The report explains that the path to recovery has been historically slow:
The Great Recession officially ended in June 2009 and, with the release of the second quarter GDP, we now have data on four full years of economic recovery. The data release confirmed what many have felt: four years of recovery have only brought lackluster growth. Compared to all prior postwar recoveries, this expansion has been the weakest. Real GDP has risen by only 9 percent since the recession officially ended, while it grew an average of 17.4 percent in the four years following the end of the previous ten recessions.
The Answer – Housing
Freddie Mac explains that housing drives the economy in three ways. Here are excerpts from the report on each:
Demand for Housing Will Drive Employment
Increased demand for housing will help stimulate new single-family and multifamily construction and boost home sales. We expect starts to hover just below one million (SAAR) over the second half of the year, the best six-month building pace since the first half of 2008. This increased building and sales will add approximately 3/8 of a percentage point directly to GDP growth through residential fixed investment and will employ many more workers in construction and at other housing related firms.
Rising Prices = Increased Family Wealth = Increased Spending
With housing being the biggest asset of most American households, rising house prices directly affect the balance sheet of homeowners. Home equity is the largest component of net wealth for many families. As wealth rises, households generally increase their consumption spending. They may even tap into their equity through a home-equity loan, using the proceeds for either consumption or investment spending. Some evidence that home equity lending has picked up was found in Freddie Mac’s Refinance Report for the second quarter, which saw $9.5 billion in home-equity cashed-out as part of a refinance, up from a year ago.
Small Business Development is Funded through Home Equity
Rising house prices will help the economic recovery by spurring small business formation, as a business owner’s home often serves as collateral for a start-up. Small business growth has been very weak during the recovery…Recent research by analysts at the U.S. Census Bureau and University of Maryland indicated that slow house price growth has been a key contributing factor to anemic small business growth. According to their analysis 42 percent of the decline in the performance of young firms (relative to mature firms) is due to declines in home prices.

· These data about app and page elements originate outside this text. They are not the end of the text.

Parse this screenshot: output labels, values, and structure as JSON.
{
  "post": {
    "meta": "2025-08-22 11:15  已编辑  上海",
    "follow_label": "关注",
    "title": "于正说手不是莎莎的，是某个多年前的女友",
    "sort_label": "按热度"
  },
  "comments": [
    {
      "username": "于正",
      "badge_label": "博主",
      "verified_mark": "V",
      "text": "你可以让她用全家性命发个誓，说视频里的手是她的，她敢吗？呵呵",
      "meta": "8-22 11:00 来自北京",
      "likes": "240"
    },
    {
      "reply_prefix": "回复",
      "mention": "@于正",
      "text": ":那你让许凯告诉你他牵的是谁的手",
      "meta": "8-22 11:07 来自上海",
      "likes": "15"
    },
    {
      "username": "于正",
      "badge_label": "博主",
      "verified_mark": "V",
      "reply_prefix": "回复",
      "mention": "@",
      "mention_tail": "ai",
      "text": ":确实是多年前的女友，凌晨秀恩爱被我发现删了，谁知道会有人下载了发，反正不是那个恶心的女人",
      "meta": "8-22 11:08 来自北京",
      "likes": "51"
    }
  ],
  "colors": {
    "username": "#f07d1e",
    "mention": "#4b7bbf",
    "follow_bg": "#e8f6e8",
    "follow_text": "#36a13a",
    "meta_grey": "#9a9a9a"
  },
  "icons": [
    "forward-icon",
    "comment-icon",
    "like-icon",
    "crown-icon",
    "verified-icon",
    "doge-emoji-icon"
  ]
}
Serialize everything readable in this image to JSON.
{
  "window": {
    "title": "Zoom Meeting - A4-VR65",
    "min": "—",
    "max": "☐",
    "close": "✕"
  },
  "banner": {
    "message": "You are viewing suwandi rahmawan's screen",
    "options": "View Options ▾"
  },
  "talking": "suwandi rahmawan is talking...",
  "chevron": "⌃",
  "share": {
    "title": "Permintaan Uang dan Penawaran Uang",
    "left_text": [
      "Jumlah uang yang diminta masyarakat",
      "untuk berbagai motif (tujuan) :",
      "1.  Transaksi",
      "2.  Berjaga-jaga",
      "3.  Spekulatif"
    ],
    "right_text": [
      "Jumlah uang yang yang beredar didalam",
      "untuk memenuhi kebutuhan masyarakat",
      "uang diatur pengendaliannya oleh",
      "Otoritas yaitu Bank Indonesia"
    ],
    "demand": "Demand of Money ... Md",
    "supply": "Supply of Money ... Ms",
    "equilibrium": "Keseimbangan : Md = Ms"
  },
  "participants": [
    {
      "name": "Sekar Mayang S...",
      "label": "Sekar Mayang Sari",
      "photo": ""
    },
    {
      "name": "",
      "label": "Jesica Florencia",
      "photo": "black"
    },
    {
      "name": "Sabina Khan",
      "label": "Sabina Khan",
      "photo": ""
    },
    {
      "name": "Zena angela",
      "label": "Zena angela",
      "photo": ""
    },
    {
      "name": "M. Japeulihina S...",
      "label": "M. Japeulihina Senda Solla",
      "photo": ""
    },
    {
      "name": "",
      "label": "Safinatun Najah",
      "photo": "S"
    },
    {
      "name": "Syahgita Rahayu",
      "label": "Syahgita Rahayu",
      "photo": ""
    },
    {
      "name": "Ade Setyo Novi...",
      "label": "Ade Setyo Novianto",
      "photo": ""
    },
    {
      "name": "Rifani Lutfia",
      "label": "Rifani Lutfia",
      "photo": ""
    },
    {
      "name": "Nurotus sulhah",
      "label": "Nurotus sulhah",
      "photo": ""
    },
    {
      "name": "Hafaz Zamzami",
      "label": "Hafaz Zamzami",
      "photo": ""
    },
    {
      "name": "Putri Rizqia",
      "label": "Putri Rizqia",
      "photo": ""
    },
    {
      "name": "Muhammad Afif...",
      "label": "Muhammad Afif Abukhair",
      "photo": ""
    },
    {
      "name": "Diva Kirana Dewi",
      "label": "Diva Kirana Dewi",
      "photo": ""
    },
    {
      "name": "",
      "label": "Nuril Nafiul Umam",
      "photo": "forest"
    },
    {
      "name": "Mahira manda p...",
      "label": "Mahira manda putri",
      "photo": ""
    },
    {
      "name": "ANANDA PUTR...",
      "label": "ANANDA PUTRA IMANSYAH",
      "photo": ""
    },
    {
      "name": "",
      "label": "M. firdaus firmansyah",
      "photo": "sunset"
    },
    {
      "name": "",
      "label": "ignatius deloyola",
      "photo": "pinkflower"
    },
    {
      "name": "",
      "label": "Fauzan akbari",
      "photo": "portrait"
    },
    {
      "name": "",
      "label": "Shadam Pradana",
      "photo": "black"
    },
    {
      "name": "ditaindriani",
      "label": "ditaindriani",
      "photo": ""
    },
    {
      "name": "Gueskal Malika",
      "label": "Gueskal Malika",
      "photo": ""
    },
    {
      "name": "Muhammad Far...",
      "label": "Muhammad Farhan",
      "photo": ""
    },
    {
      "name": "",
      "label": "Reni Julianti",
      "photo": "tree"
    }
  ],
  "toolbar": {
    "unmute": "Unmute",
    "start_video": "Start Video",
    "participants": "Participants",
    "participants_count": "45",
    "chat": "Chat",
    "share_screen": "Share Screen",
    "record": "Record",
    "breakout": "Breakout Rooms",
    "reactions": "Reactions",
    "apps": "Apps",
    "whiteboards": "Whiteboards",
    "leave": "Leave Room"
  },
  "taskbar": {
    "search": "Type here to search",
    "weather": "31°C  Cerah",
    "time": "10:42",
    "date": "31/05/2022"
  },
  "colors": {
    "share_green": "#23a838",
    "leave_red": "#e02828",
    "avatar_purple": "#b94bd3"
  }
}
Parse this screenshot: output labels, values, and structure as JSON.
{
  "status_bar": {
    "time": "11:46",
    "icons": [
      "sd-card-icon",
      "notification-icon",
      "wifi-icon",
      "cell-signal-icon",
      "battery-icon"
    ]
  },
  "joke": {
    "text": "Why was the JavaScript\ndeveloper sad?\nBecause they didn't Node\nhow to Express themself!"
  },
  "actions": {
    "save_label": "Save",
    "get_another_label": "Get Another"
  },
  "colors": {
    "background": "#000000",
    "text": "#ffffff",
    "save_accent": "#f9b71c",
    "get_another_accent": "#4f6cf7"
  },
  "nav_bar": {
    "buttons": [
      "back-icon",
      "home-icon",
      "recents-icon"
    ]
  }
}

As Freddie Mac explains, the housing recovery is crucial to the recovery of the overall economy.